I refer to the ongoing campaign to prevent building new homes on the area of land to the north of Station Road in Cramlington (News Post Leader, December 26).

The main tactical focus is to gain village green status for the land, which is owned by Persimmon and Bellway, thus stopping any construction.

Historically the development of Cramlington was mapped out by William Leech and John T Bell during the 1960s and was carefully planned to incorporate adequate green space around the various housing estates.

Examples that come to mind are Valley Park and Alexandra Park to the south, Seven Oaks Park near the village, vast tracks of green areas around Beaconhill, a large swathe of green field directly behind Station Road leading to a wide green strip to the east of the proposed building site in Parkside, the large park area surrounding and including the former Nelson pit heap, and similar large parks in Northburn and the Eastfield estates.

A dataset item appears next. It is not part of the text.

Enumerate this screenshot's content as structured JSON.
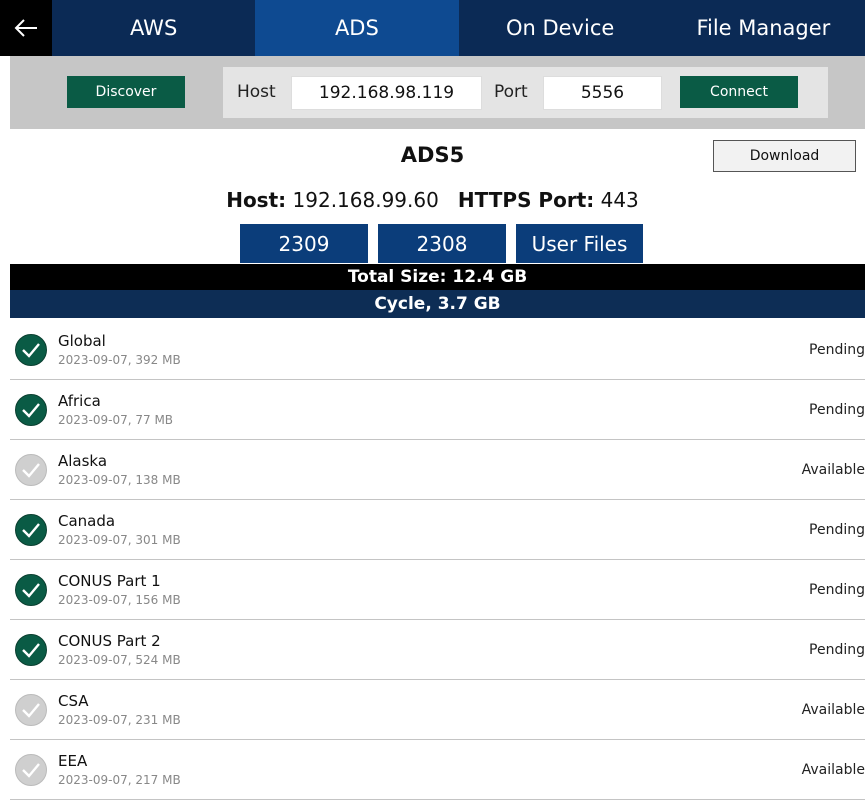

Cramlington as an entity is surrounded by green belt and there are many smaller green areas in each estate.

The land earmarked by developers is nothing more than undeveloped scrub with unchecked undergrowth and hawthorn bushes predominating.

It is littered with discarded large diameter concrete drainage pipes and has a noisy, graffitied mine extraction building at its northern point.

It is hardly a pleasant piece of land.

It has none of the bucolic charm of a real village green, bordered by thatched cottages, a country pub or features such as a cricket pitch, ancient trees and pleasant walkways.

No, as part of the original plans of Cramlington, it was always earmarked for building on.

As such it will be tidied up with pleasant gardens and small public green areas, just like every other part of Cramlington, which, lets be perfectly honest, should never pretend to be anything other than a modern, well planned new town.

I ask the questions, “What will become of this land if planning permission is not granted with the resulting consequential investment? Is there substantial funding in Northumberland County Council’s coffers to tidy and properly maintain it year on year?” I don’t think so.

A pure case of NIMBYism, in my humble opinion.

Mr J Hill